Bates, a 2021 distribution and logistics graduate, said the company’s attendance at the conference as a vendor simply made sense.

“We have customers in eastern North Carolina, and we want to support biotech growth,” he said.

“And maybe learn a few things along the way,” Staten added.

Mark Phillips, vice president of statewide operations and executive director of the eastern regional office of the North Carolina Biotechnology Center, speaks to Kimberly Lupo, CEO of Portrett Pharmaceuticals, at her vendor table.

That’s what drew Akin Adeniran to the conference.

“I wanted to be able to talk to some other people who work in the same sector I work in to get some experience and see how things are being done in different companies compared to where I work,” said Adeniran, a quality specialist for CMP Pharma in Farmville. “I wanted to talk to some more experienced people so we can share ideas and make things work better.”

He spent some time visiting Julianne Griffith, a technical support specialist for Flow Sciences, a safety containment systems company from Leland that was among a ballroom full of vendors.

“Containment is one of the most important things in a lab,” Griffith said. “It doesn’t matter if you’re doing something completely revolutionary if everyone in your lab is going to get sick because you weren’t doing it safely. It’s very important to work with containment solutions that keep everyone safe and protected.”

As a student at ECU, Cheyenne Bowman worked in a chemistry lab with Pender. Now she’s a research and development manufacturing scientist at Thermo Fisher in Greenville.

“I attended two years ago, and I like that they brought in more people on the manufacturing side, which is what we’re looking for,” said Bowman, who has bachelor’s (2014) and master’s (2017) degrees in chemistry from ECU.

She toured the vendor tables with Samantha Hartmann, a fellow research and development manufacturing scientist with Thermo Fisher.

“I really enjoyed getting to visit with all the vendors and networking, getting a chance to see what they have,” Hartmann said. “We want to see what we can learn to bring back to our team.”

Julianne Griffith, a technical support specialist with Flow Sciences, talks to Akin Adeniran, a quality specialist with CMP Pharma, during the ECU Spring Pharma Conference.

ECU’s Office of Continuing and Professional Education and the Eastern Region Pharma Center hosted the conference. It featured two days of information, topical discussions and networking. Contributors included regional subject matter experts, vendors, sponsors and invited speakers.

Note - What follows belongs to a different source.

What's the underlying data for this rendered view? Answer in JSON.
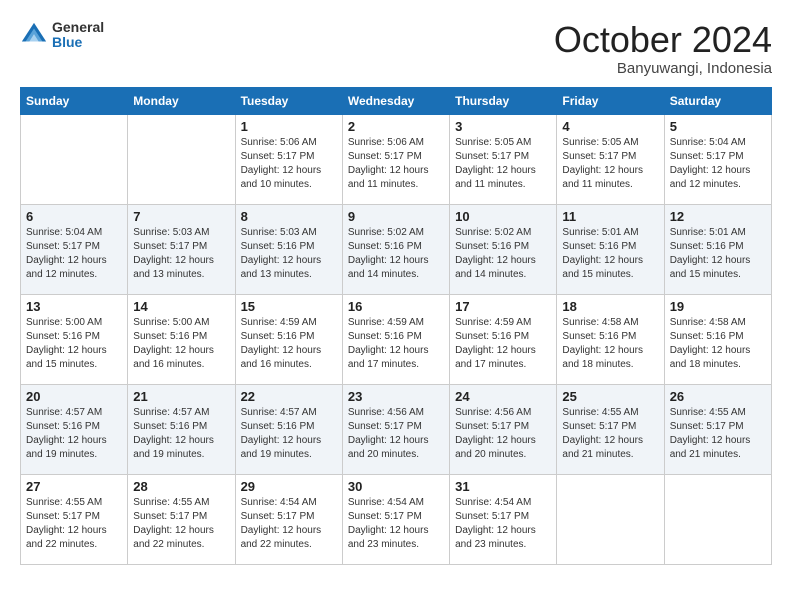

Beyond the general program, 28 breakout sessions provided topics to engage attendees from all career stages.

Professionals from 55 pharmaceutical and life sciences companies and organizations from throughout North Carolina as well as some students attended the event.

In his opening remarks, Phillips looked to 1970 when Burroughs Wellcome first came to Greenville, setting the stage for eastern North Carolina and the state to become a national leader in the pharmaceutical industry.

“We didn’t rest on our laurels,” he said. “We continue to push forward to what’s next.”

An example of that is ECU’s pharma center, created in 2021 through the help of a $1.9 million grant from the Golden LEAF Foundation. With five community colleges and 15 pharmaceutical companies as partners, the center serves as a leader in workforce development for the growing industry, with labs and equipment in the Life Sciences and Biotechnology Building.

“If you haven’t been there, take a tour. It’s really a cool space,” Phillips told attendees.

Bobby Ansley, talent acquisition manager at Novo Nordisk, said that community is at the heart of the company, so serving as title sponsor of the conference just made sense.

“It’s such a cool event,” Ansley said. “At the end of the day, it’s like minds getting together, understanding the similar challenges our corporate counterparts are experiencing and having good discussions about how we can best serve the community.”

Dr. Jack Pender delivers his opening remarks to about 200 people attending the ECU Spring Pharma Conference.